■ WHAT IS BEING ASKED
Below are the records; retype them exactly and omit each picture.

■ GIVEN DATA
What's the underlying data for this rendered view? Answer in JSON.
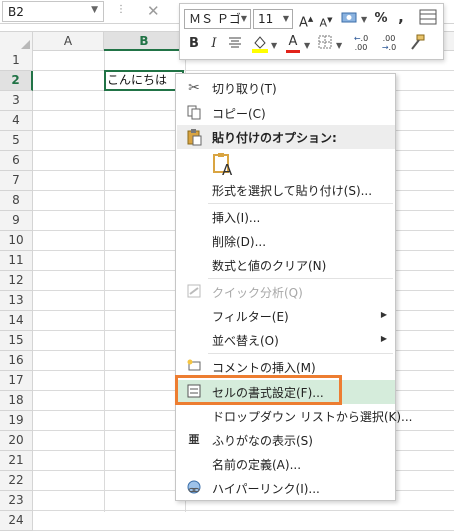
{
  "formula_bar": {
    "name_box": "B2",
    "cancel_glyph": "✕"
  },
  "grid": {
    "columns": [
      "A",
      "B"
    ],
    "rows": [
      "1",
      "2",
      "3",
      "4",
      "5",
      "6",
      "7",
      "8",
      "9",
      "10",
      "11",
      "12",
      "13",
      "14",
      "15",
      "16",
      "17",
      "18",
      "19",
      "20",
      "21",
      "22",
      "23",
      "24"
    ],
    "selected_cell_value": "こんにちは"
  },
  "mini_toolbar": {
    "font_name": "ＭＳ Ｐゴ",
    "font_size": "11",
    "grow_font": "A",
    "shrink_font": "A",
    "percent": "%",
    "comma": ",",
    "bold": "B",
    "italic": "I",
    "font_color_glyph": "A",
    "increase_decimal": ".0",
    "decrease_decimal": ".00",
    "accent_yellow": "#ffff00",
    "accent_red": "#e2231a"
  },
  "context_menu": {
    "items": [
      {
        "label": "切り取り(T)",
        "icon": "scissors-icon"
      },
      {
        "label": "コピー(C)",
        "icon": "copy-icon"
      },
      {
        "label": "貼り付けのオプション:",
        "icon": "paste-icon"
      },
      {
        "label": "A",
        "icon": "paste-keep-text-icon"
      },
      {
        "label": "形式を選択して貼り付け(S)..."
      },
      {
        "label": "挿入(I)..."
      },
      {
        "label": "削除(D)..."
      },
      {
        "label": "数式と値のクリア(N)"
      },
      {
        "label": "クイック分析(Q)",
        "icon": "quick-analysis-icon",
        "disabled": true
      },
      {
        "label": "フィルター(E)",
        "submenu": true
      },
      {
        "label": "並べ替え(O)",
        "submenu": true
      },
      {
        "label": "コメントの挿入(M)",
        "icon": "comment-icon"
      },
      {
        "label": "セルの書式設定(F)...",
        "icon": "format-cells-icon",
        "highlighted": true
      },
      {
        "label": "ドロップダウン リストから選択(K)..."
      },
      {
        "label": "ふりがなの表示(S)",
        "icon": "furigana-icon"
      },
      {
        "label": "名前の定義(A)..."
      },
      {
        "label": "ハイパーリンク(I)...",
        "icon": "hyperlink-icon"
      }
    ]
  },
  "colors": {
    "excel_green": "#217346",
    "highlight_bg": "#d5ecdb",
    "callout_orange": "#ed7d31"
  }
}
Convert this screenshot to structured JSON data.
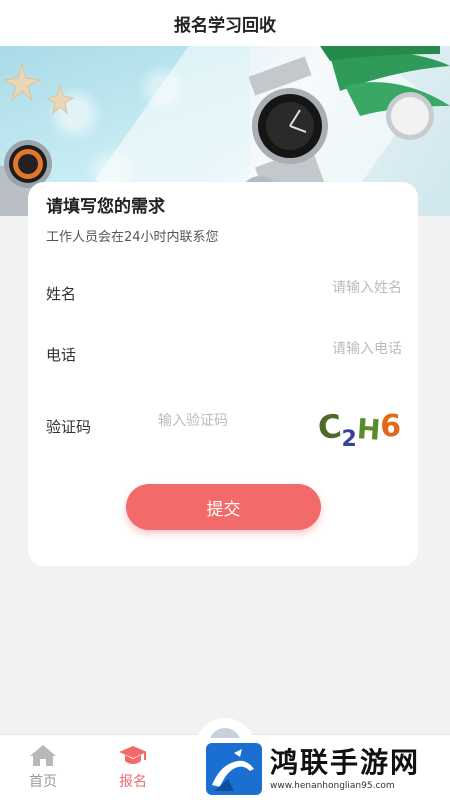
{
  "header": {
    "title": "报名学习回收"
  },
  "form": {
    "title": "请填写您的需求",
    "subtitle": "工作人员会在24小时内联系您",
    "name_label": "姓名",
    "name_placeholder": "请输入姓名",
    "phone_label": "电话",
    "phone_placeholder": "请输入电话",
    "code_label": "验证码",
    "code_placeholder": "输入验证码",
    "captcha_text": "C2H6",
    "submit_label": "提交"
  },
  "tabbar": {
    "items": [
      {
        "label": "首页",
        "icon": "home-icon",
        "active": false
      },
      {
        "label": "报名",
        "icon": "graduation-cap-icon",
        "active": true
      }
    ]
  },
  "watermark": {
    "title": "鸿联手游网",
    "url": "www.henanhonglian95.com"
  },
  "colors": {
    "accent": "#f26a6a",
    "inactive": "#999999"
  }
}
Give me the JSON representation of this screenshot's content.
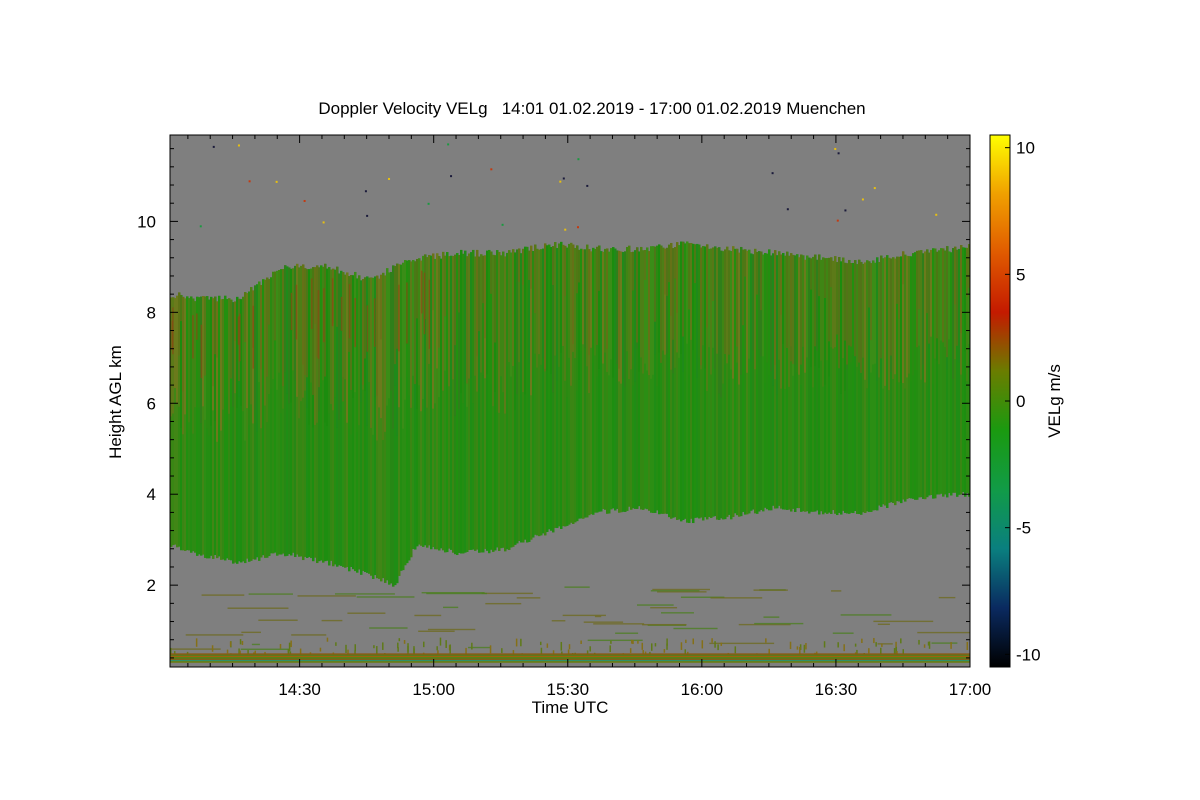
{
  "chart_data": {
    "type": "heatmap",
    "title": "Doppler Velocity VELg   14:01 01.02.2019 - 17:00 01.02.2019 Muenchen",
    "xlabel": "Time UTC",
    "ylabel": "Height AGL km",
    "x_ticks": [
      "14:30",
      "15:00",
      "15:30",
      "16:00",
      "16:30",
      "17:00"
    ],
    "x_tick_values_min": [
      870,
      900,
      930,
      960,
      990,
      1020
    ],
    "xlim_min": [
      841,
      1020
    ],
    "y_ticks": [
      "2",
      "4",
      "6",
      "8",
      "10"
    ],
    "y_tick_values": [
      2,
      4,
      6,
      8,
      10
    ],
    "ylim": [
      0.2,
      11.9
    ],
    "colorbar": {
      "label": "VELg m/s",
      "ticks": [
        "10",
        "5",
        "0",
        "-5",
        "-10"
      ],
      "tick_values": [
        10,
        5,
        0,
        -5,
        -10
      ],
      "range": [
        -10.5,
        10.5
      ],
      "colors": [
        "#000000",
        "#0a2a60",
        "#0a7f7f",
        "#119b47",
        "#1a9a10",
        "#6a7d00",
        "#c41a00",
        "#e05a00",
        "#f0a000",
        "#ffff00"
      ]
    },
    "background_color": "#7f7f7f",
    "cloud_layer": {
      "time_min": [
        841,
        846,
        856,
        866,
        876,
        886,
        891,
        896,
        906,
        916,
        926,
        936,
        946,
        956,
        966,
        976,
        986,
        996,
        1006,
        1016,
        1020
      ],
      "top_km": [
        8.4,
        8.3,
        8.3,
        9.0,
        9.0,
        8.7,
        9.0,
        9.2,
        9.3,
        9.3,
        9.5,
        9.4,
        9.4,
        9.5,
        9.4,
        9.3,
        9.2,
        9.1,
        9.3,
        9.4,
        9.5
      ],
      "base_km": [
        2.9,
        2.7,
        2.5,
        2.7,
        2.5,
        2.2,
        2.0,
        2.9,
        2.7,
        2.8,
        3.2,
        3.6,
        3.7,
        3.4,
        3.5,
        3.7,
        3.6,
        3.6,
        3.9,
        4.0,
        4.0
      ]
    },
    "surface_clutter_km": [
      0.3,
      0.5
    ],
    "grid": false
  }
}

■ ANSWER SPACE
What's the underlying data for this rendered view? Answer in JSON.
{
  "formula_bar": {
    "name_box": "B2",
    "cancel_glyph": "✕"
  },
  "grid": {
    "columns": [
      "A",
      "B"
    ],
    "rows": [
      "1",
      "2",
      "3",
      "4",
      "5",
      "6",
      "7",
      "8",
      "9",
      "10",
      "11",
      "12",
      "13",
      "14",
      "15",
      "16",
      "17",
      "18",
      "19",
      "20",
      "21",
      "22",
      "23",
      "24"
    ],
    "selected_cell_value": "こんにちは"
  },
  "mini_toolbar": {
    "font_name": "ＭＳ Ｐゴ",
    "font_size": "11",
    "grow_font": "A",
    "shrink_font": "A",
    "percent": "%",
    "comma": ",",
    "bold": "B",
    "italic": "I",
    "font_color_glyph": "A",
    "increase_decimal": ".0",
    "decrease_decimal": ".00",
    "accent_yellow": "#ffff00",
    "accent_red": "#e2231a"
  },
  "context_menu": {
    "items": [
      {
        "label": "切り取り(T)",
        "icon": "scissors-icon"
      },
      {
        "label": "コピー(C)",
        "icon": "copy-icon"
      },
      {
        "label": "貼り付けのオプション:",
        "icon": "paste-icon"
      },
      {
        "label": "A",
        "icon": "paste-keep-text-icon"
      },
      {
        "label": "形式を選択して貼り付け(S)..."
      },
      {
        "label": "挿入(I)..."
      },
      {
        "label": "削除(D)..."
      },
      {
        "label": "数式と値のクリア(N)"
      },
      {
        "label": "クイック分析(Q)",
        "icon": "quick-analysis-icon",
        "disabled": true
      },
      {
        "label": "フィルター(E)",
        "submenu": true
      },
      {
        "label": "並べ替え(O)",
        "submenu": true
      },
      {
        "label": "コメントの挿入(M)",
        "icon": "comment-icon"
      },
      {
        "label": "セルの書式設定(F)...",
        "icon": "format-cells-icon",
        "highlighted": true
      },
      {
        "label": "ドロップダウン リストから選択(K)..."
      },
      {
        "label": "ふりがなの表示(S)",
        "icon": "furigana-icon"
      },
      {
        "label": "名前の定義(A)..."
      },
      {
        "label": "ハイパーリンク(I)...",
        "icon": "hyperlink-icon"
      }
    ]
  },
  "colors": {
    "excel_green": "#217346",
    "highlight_bg": "#d5ecdb",
    "callout_orange": "#ed7d31"
  }
}
Convert this screenshot to structured JSON data.
{
  "header": {
    "title": "报名学习回收"
  },
  "form": {
    "title": "请填写您的需求",
    "subtitle": "工作人员会在24小时内联系您",
    "name_label": "姓名",
    "name_placeholder": "请输入姓名",
    "phone_label": "电话",
    "phone_placeholder": "请输入电话",
    "code_label": "验证码",
    "code_placeholder": "输入验证码",
    "captcha_text": "C2H6",
    "submit_label": "提交"
  },
  "tabbar": {
    "items": [
      {
        "label": "首页",
        "icon": "home-icon",
        "active": false
      },
      {
        "label": "报名",
        "icon": "graduation-cap-icon",
        "active": true
      }
    ]
  },
  "watermark": {
    "title": "鸿联手游网",
    "url": "www.henanhonglian95.com"
  },
  "colors": {
    "accent": "#f26a6a",
    "inactive": "#999999"
  }
}
Give me the JSON representation of this screenshot's content.
{
  "chart_data": {
    "type": "heatmap",
    "title": "Doppler Velocity VELg   14:01 01.02.2019 - 17:00 01.02.2019 Muenchen",
    "xlabel": "Time UTC",
    "ylabel": "Height AGL km",
    "x_ticks": [
      "14:30",
      "15:00",
      "15:30",
      "16:00",
      "16:30",
      "17:00"
    ],
    "x_tick_values_min": [
      870,
      900,
      930,
      960,
      990,
      1020
    ],
    "xlim_min": [
      841,
      1020
    ],
    "y_ticks": [
      "2",
      "4",
      "6",
      "8",
      "10"
    ],
    "y_tick_values": [
      2,
      4,
      6,
      8,
      10
    ],
    "ylim": [
      0.2,
      11.9
    ],
    "colorbar": {
      "label": "VELg m/s",
      "ticks": [
        "10",
        "5",
        "0",
        "-5",
        "-10"
      ],
      "tick_values": [
        10,
        5,
        0,
        -5,
        -10
      ],
      "range": [
        -10.5,
        10.5
      ],
      "colors": [
        "#000000",
        "#0a2a60",
        "#0a7f7f",
        "#119b47",
        "#1a9a10",
        "#6a7d00",
        "#c41a00",
        "#e05a00",
        "#f0a000",
        "#ffff00"
      ]
    },
    "background_color": "#7f7f7f",
    "cloud_layer": {
      "time_min": [
        841,
        846,
        856,
        866,
        876,
        886,
        891,
        896,
        906,
        916,
        926,
        936,
        946,
        956,
        966,
        976,
        986,
        996,
        1006,
        1016,
        1020
      ],
      "top_km": [
        8.4,
        8.3,
        8.3,
        9.0,
        9.0,
        8.7,
        9.0,
        9.2,
        9.3,
        9.3,
        9.5,
        9.4,
        9.4,
        9.5,
        9.4,
        9.3,
        9.2,
        9.1,
        9.3,
        9.4,
        9.5
      ],
      "base_km": [
        2.9,
        2.7,
        2.5,
        2.7,
        2.5,
        2.2,
        2.0,
        2.9,
        2.7,
        2.8,
        3.2,
        3.6,
        3.7,
        3.4,
        3.5,
        3.7,
        3.6,
        3.6,
        3.9,
        4.0,
        4.0
      ]
    },
    "surface_clutter_km": [
      0.3,
      0.5
    ],
    "grid": false
  }
}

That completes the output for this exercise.